ICE leads trade-based money laundering investigations.
Trade Trasparency Unit

Trade-based money laundering (TBML) is the process of disguising criminal proceeds through trade to legitimize their illicit origins. TBML, rather than being a single activity, refers to a variety of schemes used together to disguise criminal proceeds, which can involve moving illicit goods, falsifying trade documents, and misrepresenting trade-related financial transactions with the purpose of integrating criminal proceeds.

Criminal and terrorist organizations frequently exploit global trade systems to move value around the world by employing complex and sometimes confusing schemes associated with legitimate trade transactions. It is estimated that annual trade-based money laundering exceeds billions of dollars and is growing each year.

ICE established the Trade Transparency Unit to identify global TBML trends and conduct ongoing analysis of trade data provided through partnerships with other countries' trade transparency units. One of the most effective ways to identify instances and patterns of TBML is through the exchange and subsequent analysis of trade data for anomalies that would only be apparent by examining both sides of a trade transaction.

The unit is formed when ICE and any of the United States trading partners agree to exchange trade data for the purpose of identifying comparison and analysis. Using state-of-the-art software and proven investigative techniques, the unit can easily identify previously unknown transactions.

To help analyze the data, the ICE has developed a specialized computer system called the Data Analysis & Research for Trade Transparency System. Containing both domestic and foreign trade data, the system allows users to see both sides of a trade transaction, making it transparent to both countries. This investigative tool has been proven to be effective in identifying international trade anomalies and financial irregularities indicative of TBML, customs fraud, contraband smuggling, and even tax evasion.

ICE initiated the Trade Transparency Unit concept in Washington, D.C., in 2004 and subsequently established foreign Trade Transparency Unit partnerships with several countries.

Additionally, the ICE Trade Transparency Unit also works with inter-agency partners and international organizations such as the Financial Action Task Force to bring awareness to this global issue.

As the network of trade transparency units grows, so will the open exchange of trade data between all participating countries.
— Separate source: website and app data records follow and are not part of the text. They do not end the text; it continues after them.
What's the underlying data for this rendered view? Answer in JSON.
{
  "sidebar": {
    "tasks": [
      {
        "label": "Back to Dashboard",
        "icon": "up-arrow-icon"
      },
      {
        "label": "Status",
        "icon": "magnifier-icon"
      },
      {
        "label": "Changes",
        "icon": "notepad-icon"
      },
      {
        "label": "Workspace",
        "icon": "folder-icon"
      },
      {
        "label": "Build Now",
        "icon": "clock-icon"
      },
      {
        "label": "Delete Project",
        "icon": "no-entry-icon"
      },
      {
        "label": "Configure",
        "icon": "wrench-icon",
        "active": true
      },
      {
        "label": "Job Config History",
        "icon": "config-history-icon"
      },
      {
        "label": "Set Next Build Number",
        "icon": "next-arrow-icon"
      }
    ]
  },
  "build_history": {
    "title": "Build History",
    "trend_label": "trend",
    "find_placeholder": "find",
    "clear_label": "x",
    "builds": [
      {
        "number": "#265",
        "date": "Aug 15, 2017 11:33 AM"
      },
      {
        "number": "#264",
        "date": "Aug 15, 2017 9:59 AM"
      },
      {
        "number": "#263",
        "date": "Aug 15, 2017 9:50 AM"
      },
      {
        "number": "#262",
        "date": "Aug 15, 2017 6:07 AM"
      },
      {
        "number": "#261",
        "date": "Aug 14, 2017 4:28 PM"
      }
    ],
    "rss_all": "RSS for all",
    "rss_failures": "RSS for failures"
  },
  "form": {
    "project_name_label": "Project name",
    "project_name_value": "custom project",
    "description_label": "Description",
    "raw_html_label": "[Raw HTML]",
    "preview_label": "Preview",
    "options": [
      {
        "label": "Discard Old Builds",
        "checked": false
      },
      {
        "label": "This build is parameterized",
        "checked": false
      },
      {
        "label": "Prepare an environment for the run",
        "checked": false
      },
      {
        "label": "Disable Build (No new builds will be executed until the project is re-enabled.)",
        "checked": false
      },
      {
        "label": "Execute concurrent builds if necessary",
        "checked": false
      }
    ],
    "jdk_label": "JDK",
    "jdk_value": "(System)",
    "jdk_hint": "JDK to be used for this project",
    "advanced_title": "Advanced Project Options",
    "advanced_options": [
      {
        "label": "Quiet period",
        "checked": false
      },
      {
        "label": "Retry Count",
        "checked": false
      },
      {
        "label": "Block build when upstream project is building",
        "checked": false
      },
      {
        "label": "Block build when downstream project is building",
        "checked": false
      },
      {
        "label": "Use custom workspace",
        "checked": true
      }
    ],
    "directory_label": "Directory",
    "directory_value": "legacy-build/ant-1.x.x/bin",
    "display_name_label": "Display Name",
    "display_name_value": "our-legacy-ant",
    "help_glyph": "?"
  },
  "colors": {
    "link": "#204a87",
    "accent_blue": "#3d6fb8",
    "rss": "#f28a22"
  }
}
This will play an increasingly important role in thwarting money laundering and transnational crime, including international organized crime and terrorism.

Red flag indicators of trade-based money laundering include:

  • Payments to vendor made in cash by unrelated third parties,
  • Payments to vendor made via wire transfers from unrelated third parties,
  • Payments to vendor made via checks, bank drafts or postal money orders from unrelated third parties,
  • False reporting, such as commodity misclassification, commodity over-valuation or under-valuation,
  • Carousel transactions (the repeated importation and exportation of the same high-value commodity),
  • Commodities being traded do not match the business involved,
  • Unusual shipping routes or transshipment points,
  • Packaging inconsistent with commodity or shipping method, and
  • Double-invoicing.